_REQUIREMENT_
The lines to copy are those with "this" in them. Pull each one from the entries below.

--------------------------------------------------

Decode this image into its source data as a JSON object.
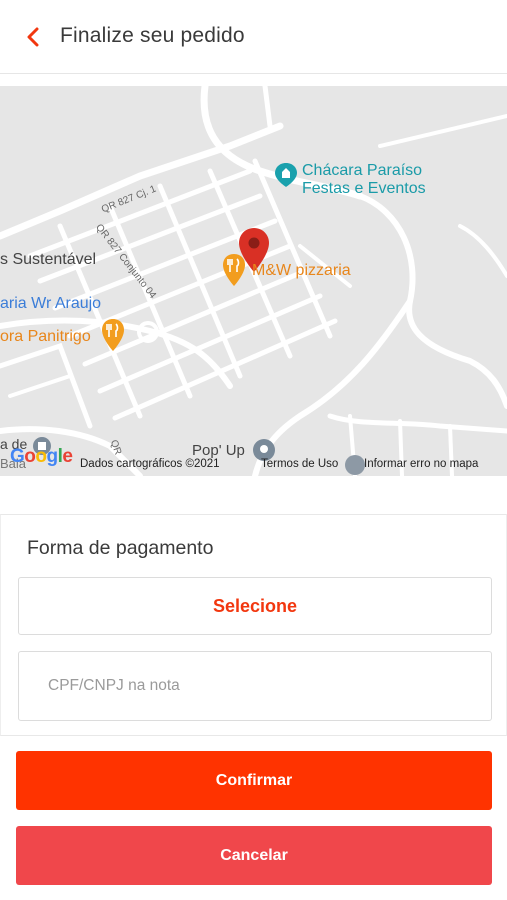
{
  "header": {
    "title": "Finalize seu pedido",
    "back_icon": "chevron-left-icon"
  },
  "colors": {
    "accent": "#ff3300",
    "cancel": "#f0474b",
    "selecione": "#f2370f"
  },
  "map": {
    "places": {
      "chacara_line1": "Chácara Paraíso",
      "chacara_line2": "Festas e Eventos",
      "pizzaria": "M&W pizzaria",
      "sustentavel": "s Sustentável",
      "araujo": "aria Wr Araujo",
      "panitrigo": "ora Panitrigo",
      "popup": "Pop' Up",
      "left_cut": "a de",
      "left_cut2": "Bala"
    },
    "roads": {
      "qr827cj1": "QR 827 Cj. 1",
      "qr827conj04": "QR 827 Conjunto 04",
      "qr": "QR"
    },
    "attribution": {
      "google": "Google",
      "data": "Dados cartográficos ©2021",
      "terms": "Termos de Uso",
      "report": "Informar erro no mapa"
    }
  },
  "payment": {
    "title": "Forma de pagamento",
    "select_label": "Selecione",
    "cpf_placeholder": "CPF/CNPJ na nota",
    "cpf_value": ""
  },
  "actions": {
    "confirm": "Confirmar",
    "cancel": "Cancelar"
  }
}
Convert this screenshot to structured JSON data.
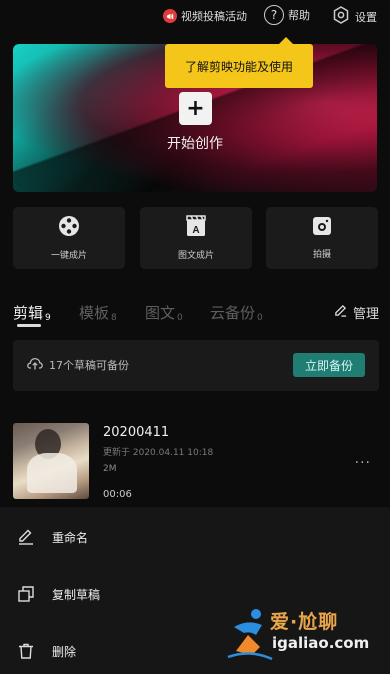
{
  "topbar": {
    "promo_label": "视频投稿活动",
    "help_label": "帮助",
    "settings_label": "设置"
  },
  "tooltip": {
    "text": "了解剪映功能及使用"
  },
  "hero": {
    "create_label": "开始创作"
  },
  "quick_actions": [
    {
      "label": "一键成片",
      "icon": "film-reel-icon"
    },
    {
      "label": "图文成片",
      "icon": "clapper-text-icon"
    },
    {
      "label": "拍摄",
      "icon": "camera-icon"
    }
  ],
  "tabs": [
    {
      "label": "剪辑",
      "count": "9",
      "active": true
    },
    {
      "label": "模板",
      "count": "8",
      "active": false
    },
    {
      "label": "图文",
      "count": "0",
      "active": false
    },
    {
      "label": "云备份",
      "count": "0",
      "active": false
    }
  ],
  "manage_label": "管理",
  "backup": {
    "info": "17个草稿可备份",
    "button": "立即备份"
  },
  "draft": {
    "title": "20200411",
    "updated": "更新于 2020.04.11 10:18",
    "size": "2M",
    "duration": "00:06"
  },
  "sheet": {
    "rename": "重命名",
    "duplicate": "复制草稿",
    "delete": "删除"
  },
  "watermark": {
    "brand": "爱·尬聊",
    "url": "igaliao.com"
  },
  "colors": {
    "tooltip_bg": "#f4c61a",
    "backup_button": "#1f7d73",
    "hero_teal": "#19d0c4",
    "hero_pink": "#e6285a"
  }
}
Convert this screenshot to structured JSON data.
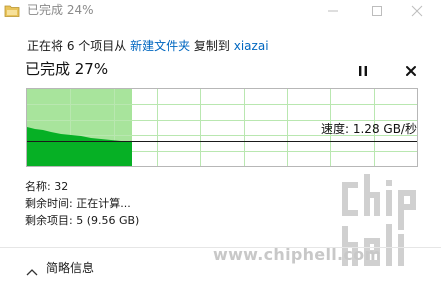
{
  "window": {
    "title": "已完成 24%"
  },
  "header": {
    "prefix": "正在将 6 个项目从 ",
    "source": "新建文件夹",
    "middle": " 复制到 ",
    "destination": "xiazai"
  },
  "progress": {
    "label": "已完成 27%",
    "fraction": 0.27
  },
  "graph": {
    "speed_label": "速度: 1.28 GB/秒"
  },
  "stats": {
    "name": "名称: 32",
    "time_remaining": "剩余时间: 正在计算...",
    "items_remaining": "剩余项目: 5 (9.56 GB)"
  },
  "footer": {
    "details_label": "简略信息"
  },
  "watermark": {
    "url": "www.chiphell.com",
    "logo_text": "chip hell"
  },
  "colors": {
    "accent": "#0067c0",
    "graph_fill": "#06b025",
    "graph_light": "#a8e49c",
    "grid": "#b9e7b0"
  },
  "icons": {
    "app": "folder-copy-icon",
    "pause": "pause-icon",
    "stop": "close-icon",
    "details": "chevron-up-icon"
  }
}
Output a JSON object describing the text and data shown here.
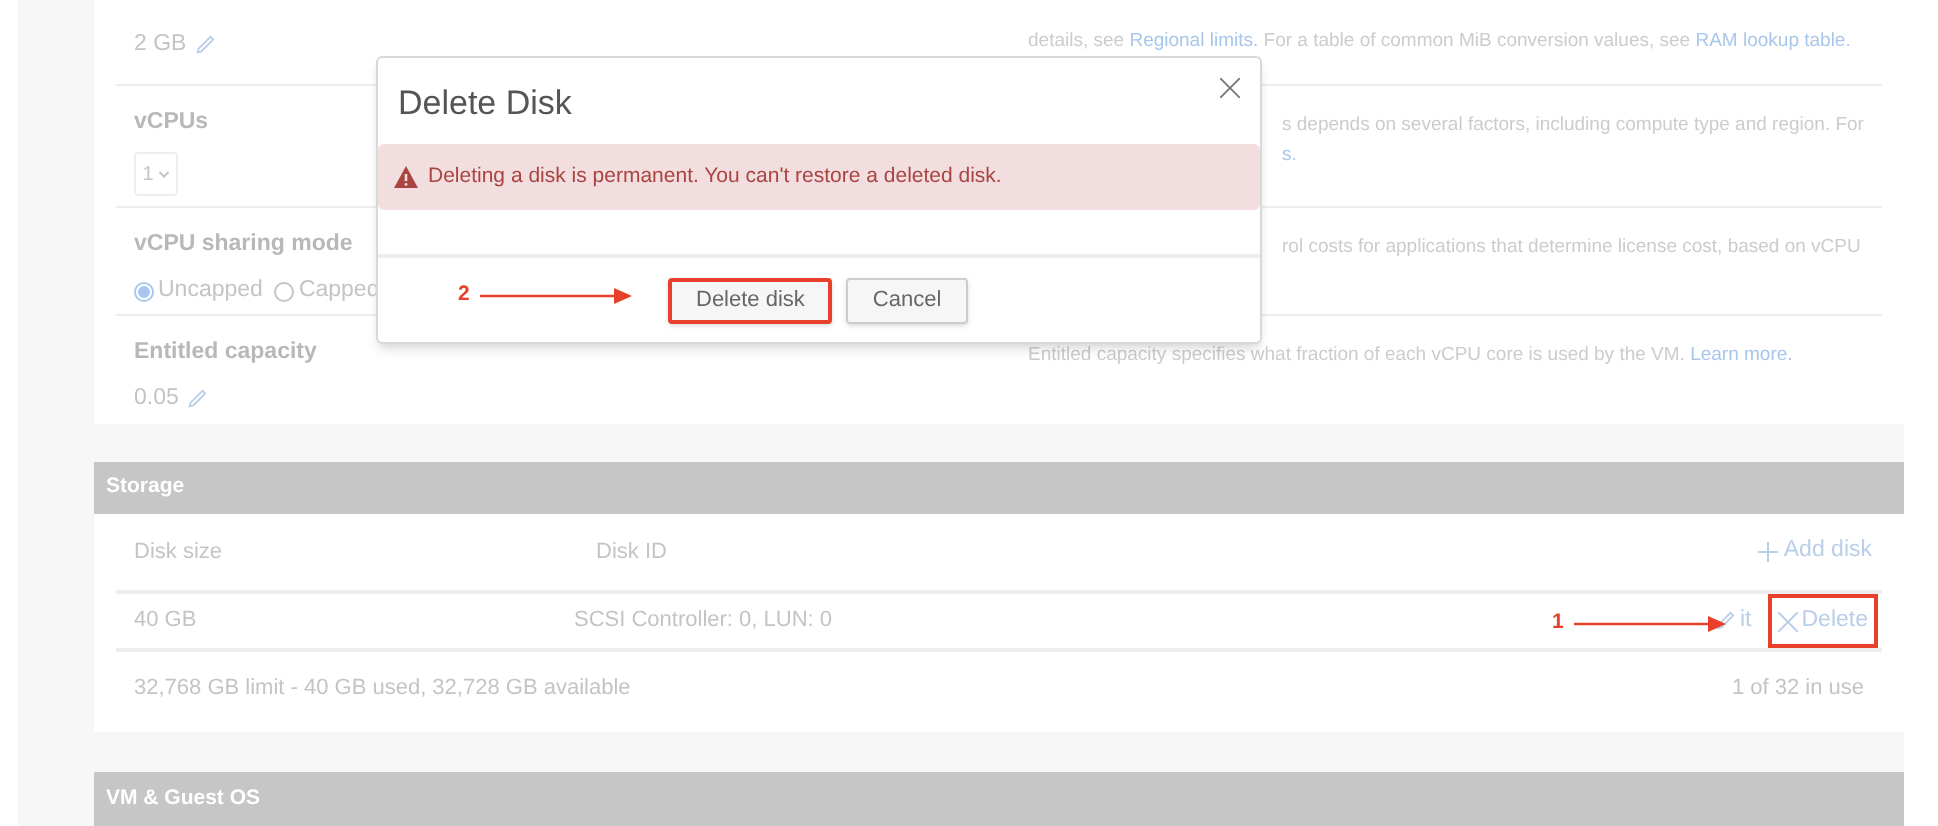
{
  "settings": [
    {
      "kind": "text",
      "value": "2 GB",
      "editable": true,
      "partial": false,
      "description": [
        [
          {
            "kind": "text",
            "text": "details, see "
          },
          {
            "kind": "link",
            "text": "Regional limits."
          },
          {
            "kind": "text",
            "text": " For a table of common MiB conversion values, see "
          },
          {
            "kind": "link",
            "text": "RAM lookup table."
          }
        ]
      ]
    },
    {
      "kind": "select",
      "label": "vCPUs",
      "value": "1",
      "partial": true,
      "description": [
        [
          {
            "kind": "text",
            "text": "s depends on several factors, including compute type and region. For"
          }
        ],
        [
          {
            "kind": "link",
            "text": "s."
          }
        ]
      ]
    },
    {
      "kind": "radio",
      "label": "vCPU sharing mode",
      "options": [
        {
          "label": "Uncapped",
          "selected": true
        },
        {
          "label": "Capped",
          "selected": false
        }
      ],
      "partial": true,
      "description": [
        [
          {
            "kind": "text",
            "text": "rol costs for applications that determine license cost, based on vCPU"
          }
        ]
      ]
    },
    {
      "kind": "text",
      "label": "Entitled capacity",
      "value": "0.05",
      "editable": true,
      "partial": false,
      "description": [
        [
          {
            "kind": "text",
            "text": "Entitled capacity specifies what fraction of each vCPU core is used by the VM. "
          },
          {
            "kind": "link",
            "text": "Learn more."
          }
        ]
      ]
    }
  ],
  "storage": {
    "title": "Storage",
    "columns": [
      "Disk size",
      "Disk ID"
    ],
    "add_button": "Add disk",
    "rows": [
      {
        "size": "40 GB",
        "id": "SCSI Controller: 0, LUN: 0",
        "actions": [
          {
            "kind": "edit",
            "label": "it",
            "highlighted": false
          },
          {
            "kind": "delete",
            "label": "Delete",
            "highlighted": true
          }
        ]
      }
    ],
    "limit": "32,768 GB limit - 40 GB used, 32,728 GB available",
    "usage": "1 of 32 in use"
  },
  "next_section": {
    "title": "VM & Guest OS"
  },
  "dialog": {
    "title": "Delete Disk",
    "warning": "Deleting a disk is permanent. You can't restore a deleted disk.",
    "buttons": [
      {
        "label": "Delete disk",
        "highlighted": true
      },
      {
        "label": "Cancel",
        "highlighted": false
      }
    ]
  },
  "callouts": [
    {
      "number": "1"
    },
    {
      "number": "2"
    }
  ]
}
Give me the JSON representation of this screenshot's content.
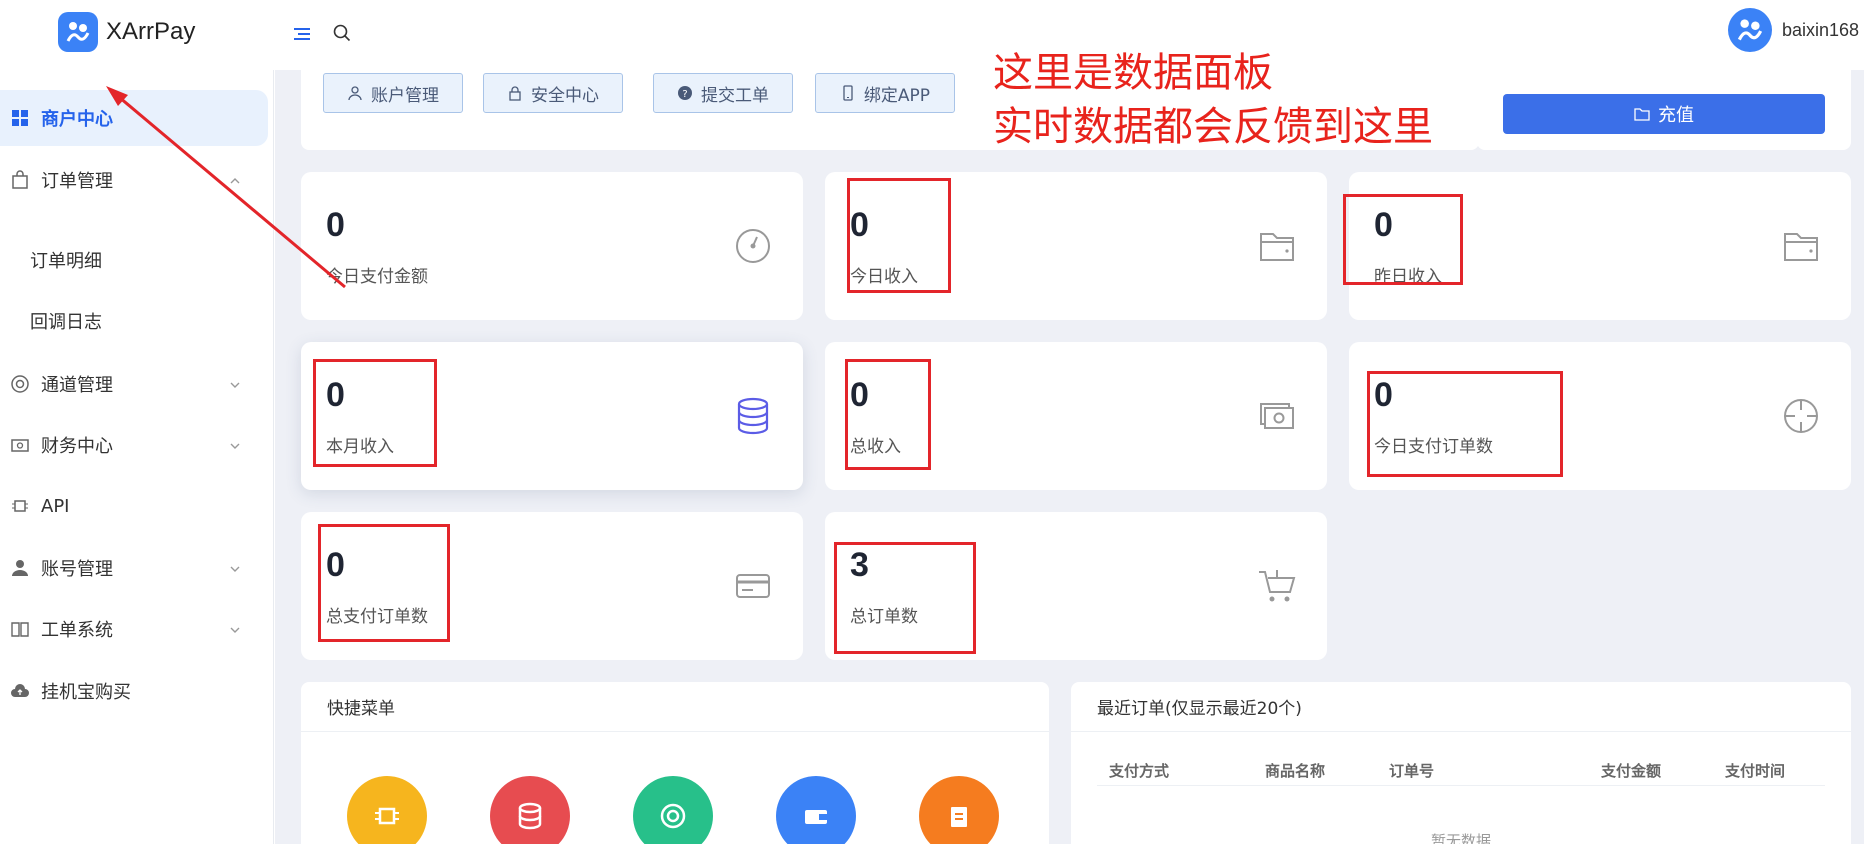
{
  "app": {
    "name": "XArrPay"
  },
  "user": {
    "name": "baixin168"
  },
  "sidebar": {
    "items": [
      {
        "label": "商户中心"
      },
      {
        "label": "订单管理"
      },
      {
        "label": "订单明细"
      },
      {
        "label": "回调日志"
      },
      {
        "label": "通道管理"
      },
      {
        "label": "财务中心"
      },
      {
        "label": "API"
      },
      {
        "label": "账号管理"
      },
      {
        "label": "工单系统"
      },
      {
        "label": "挂机宝购买"
      }
    ]
  },
  "quick_actions": [
    {
      "label": "账户管理"
    },
    {
      "label": "安全中心"
    },
    {
      "label": "提交工单"
    },
    {
      "label": "绑定APP"
    }
  ],
  "recharge": {
    "label": "充值"
  },
  "annotation": {
    "line1": "这里是数据面板",
    "line2": "实时数据都会反馈到这里"
  },
  "stats": [
    {
      "value": "0",
      "label": "今日支付金额",
      "icon": "speedometer-icon"
    },
    {
      "value": "0",
      "label": "今日收入",
      "icon": "folder-icon"
    },
    {
      "value": "0",
      "label": "昨日收入",
      "icon": "folder-icon"
    },
    {
      "value": "0",
      "label": "本月收入",
      "icon": "database-icon"
    },
    {
      "value": "0",
      "label": "总收入",
      "icon": "cash-icon"
    },
    {
      "value": "0",
      "label": "今日支付订单数",
      "icon": "crosshair-icon"
    },
    {
      "value": "0",
      "label": "总支付订单数",
      "icon": "credit-card-icon"
    },
    {
      "value": "3",
      "label": "总订单数",
      "icon": "cart-icon"
    }
  ],
  "quick_menu": {
    "title": "快捷菜单"
  },
  "recent_orders": {
    "title": "最近订单(仅显示最近20个)",
    "columns": [
      "支付方式",
      "商品名称",
      "订单号",
      "支付金额",
      "支付时间"
    ],
    "empty_text": "暂无数据"
  },
  "colors": {
    "accent": "#3b6fe8",
    "annotation": "#e8231c",
    "active_bg": "#e8f1fd"
  }
}
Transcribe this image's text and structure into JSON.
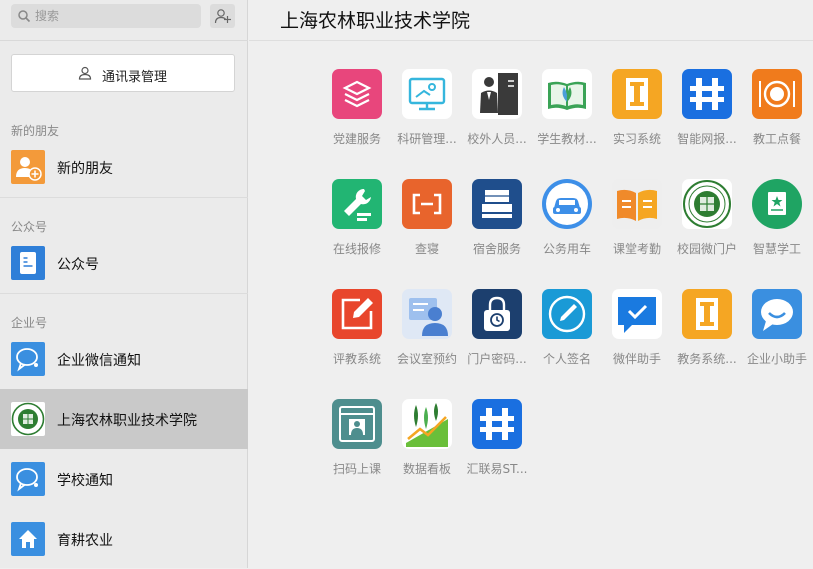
{
  "search": {
    "placeholder": "搜索"
  },
  "sidebar": {
    "contacts_button": "通讯录管理",
    "sections": [
      {
        "header": "新的朋友",
        "items": [
          {
            "label": "新的朋友",
            "icon": "new-friend-icon"
          }
        ]
      },
      {
        "header": "公众号",
        "items": [
          {
            "label": "公众号",
            "icon": "official-account-icon"
          }
        ]
      },
      {
        "header": "企业号",
        "items": [
          {
            "label": "企业微信通知",
            "icon": "chat-bubble-icon"
          },
          {
            "label": "上海农林职业技术学院",
            "icon": "college-seal-icon",
            "selected": true
          },
          {
            "label": "学校通知",
            "icon": "chat-bubble-icon"
          },
          {
            "label": "育耕农业",
            "icon": "home-icon"
          }
        ]
      }
    ]
  },
  "main": {
    "title": "上海农林职业技术学院",
    "apps": [
      {
        "label": "党建服务",
        "icon": "layers-icon",
        "color": "#e8467c"
      },
      {
        "label": "科研管理...",
        "icon": "monitor-icon",
        "color": "#35b6dd"
      },
      {
        "label": "校外人员...",
        "icon": "person-door-icon",
        "color": "#3a3a3a"
      },
      {
        "label": "学生教材...",
        "icon": "book-icon",
        "color": "#3aa356"
      },
      {
        "label": "实习系统",
        "icon": "letter-i-icon",
        "color": "#f5a623"
      },
      {
        "label": "智能网报...",
        "icon": "logo-h-icon",
        "color": "#1a6fe0"
      },
      {
        "label": "教工点餐",
        "icon": "plate-icon",
        "color": "#f07b1c"
      },
      {
        "label": "在线报修",
        "icon": "wrench-icon",
        "color": "#22b573"
      },
      {
        "label": "查寝",
        "icon": "bracket-icon",
        "color": "#e8642c"
      },
      {
        "label": "宿舍服务",
        "icon": "bed-icon",
        "color": "#1f4e8c"
      },
      {
        "label": "公务用车",
        "icon": "car-icon",
        "color": "#3d8fe8"
      },
      {
        "label": "课堂考勤",
        "icon": "open-book-icon",
        "color": "#f08a2a"
      },
      {
        "label": "校园微门户",
        "icon": "college-seal-icon",
        "color": "#2e7d32"
      },
      {
        "label": "智慧学工",
        "icon": "document-star-icon",
        "color": "#1fa463"
      },
      {
        "label": "评教系统",
        "icon": "edit-icon",
        "color": "#e8462c"
      },
      {
        "label": "会议室预约",
        "icon": "meeting-person-icon",
        "color": "#6a9ee8"
      },
      {
        "label": "门户密码...",
        "icon": "lock-icon",
        "color": "#1c3f6e"
      },
      {
        "label": "个人签名",
        "icon": "compass-pen-icon",
        "color": "#1a9ad6"
      },
      {
        "label": "微伴助手",
        "icon": "check-bubble-icon",
        "color": "#1a7ae0"
      },
      {
        "label": "教务系统...",
        "icon": "letter-i-icon",
        "color": "#f5a623"
      },
      {
        "label": "企业小助手",
        "icon": "chat-bubble-icon",
        "color": "#3a8fe0"
      },
      {
        "label": "扫码上课",
        "icon": "scan-person-icon",
        "color": "#4e8e8e"
      },
      {
        "label": "数据看板",
        "icon": "wheat-chart-icon",
        "color": "#6abf3a"
      },
      {
        "label": "汇联易ST...",
        "icon": "logo-h-icon",
        "color": "#1a6fe0"
      }
    ]
  }
}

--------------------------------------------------

_COMPLETED EXERCISE_
Decode this image into its source data as a JSON object.
Convert this screenshot to structured JSON data.
Convert this screenshot to structured JSON data.
Give me the JSON representation of this screenshot's content.
Transcribe this image's text and structure into JSON.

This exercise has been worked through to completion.